● **Problem to work on**
The required result is the number of lines below that hold the word "records", stated without anything else.

Interface dataset entries
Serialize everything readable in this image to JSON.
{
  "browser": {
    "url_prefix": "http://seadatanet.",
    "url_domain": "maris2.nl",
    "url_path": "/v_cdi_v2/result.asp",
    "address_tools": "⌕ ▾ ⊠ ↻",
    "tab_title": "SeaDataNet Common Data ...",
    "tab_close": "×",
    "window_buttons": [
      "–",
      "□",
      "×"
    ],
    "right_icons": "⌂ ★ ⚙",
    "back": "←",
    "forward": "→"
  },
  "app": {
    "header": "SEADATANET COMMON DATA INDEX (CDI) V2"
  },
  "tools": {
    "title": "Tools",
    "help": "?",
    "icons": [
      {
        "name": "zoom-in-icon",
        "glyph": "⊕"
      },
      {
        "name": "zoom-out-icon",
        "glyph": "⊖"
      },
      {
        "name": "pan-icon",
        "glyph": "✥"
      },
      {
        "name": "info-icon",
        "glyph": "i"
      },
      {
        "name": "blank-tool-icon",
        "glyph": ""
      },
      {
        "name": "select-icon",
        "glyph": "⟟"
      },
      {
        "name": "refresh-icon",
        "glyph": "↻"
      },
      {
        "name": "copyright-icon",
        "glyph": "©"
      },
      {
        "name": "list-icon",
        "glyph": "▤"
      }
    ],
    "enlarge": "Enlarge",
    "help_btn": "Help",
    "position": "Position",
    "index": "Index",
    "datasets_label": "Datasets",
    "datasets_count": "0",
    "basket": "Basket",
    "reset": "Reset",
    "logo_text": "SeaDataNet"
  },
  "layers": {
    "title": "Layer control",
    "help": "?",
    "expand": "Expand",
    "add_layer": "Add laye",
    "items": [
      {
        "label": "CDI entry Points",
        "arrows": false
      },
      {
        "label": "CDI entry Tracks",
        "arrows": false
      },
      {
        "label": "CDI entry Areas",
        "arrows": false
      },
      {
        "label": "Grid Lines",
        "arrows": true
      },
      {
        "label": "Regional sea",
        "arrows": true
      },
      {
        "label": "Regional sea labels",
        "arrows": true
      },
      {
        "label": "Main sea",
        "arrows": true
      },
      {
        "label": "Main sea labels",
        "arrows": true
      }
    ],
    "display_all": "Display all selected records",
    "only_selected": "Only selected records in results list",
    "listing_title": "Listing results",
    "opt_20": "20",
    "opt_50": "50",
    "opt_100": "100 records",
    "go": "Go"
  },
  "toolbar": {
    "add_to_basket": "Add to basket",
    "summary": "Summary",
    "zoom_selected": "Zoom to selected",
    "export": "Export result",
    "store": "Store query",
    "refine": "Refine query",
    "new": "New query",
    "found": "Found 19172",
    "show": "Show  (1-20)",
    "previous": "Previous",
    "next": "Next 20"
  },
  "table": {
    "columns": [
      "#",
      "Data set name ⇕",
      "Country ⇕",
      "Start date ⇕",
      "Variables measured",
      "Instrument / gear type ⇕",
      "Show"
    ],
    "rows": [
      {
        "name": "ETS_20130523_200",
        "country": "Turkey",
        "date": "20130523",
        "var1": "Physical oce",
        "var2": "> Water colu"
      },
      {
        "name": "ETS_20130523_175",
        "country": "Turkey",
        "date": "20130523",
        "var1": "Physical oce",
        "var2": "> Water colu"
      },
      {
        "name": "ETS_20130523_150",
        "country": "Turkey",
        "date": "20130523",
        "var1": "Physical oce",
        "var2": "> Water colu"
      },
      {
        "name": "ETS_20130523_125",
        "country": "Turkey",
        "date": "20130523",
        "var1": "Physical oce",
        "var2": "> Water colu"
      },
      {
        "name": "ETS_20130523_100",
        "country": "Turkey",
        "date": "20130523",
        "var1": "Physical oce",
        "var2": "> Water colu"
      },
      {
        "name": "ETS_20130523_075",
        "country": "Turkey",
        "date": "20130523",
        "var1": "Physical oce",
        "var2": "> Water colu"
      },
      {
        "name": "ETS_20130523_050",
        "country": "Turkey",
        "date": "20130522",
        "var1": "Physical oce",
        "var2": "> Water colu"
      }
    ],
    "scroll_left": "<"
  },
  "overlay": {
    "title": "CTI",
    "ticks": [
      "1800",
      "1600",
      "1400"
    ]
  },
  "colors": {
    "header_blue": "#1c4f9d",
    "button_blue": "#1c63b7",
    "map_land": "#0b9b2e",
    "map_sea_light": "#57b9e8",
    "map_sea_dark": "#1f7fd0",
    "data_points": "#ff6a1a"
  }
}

● **Task output**
3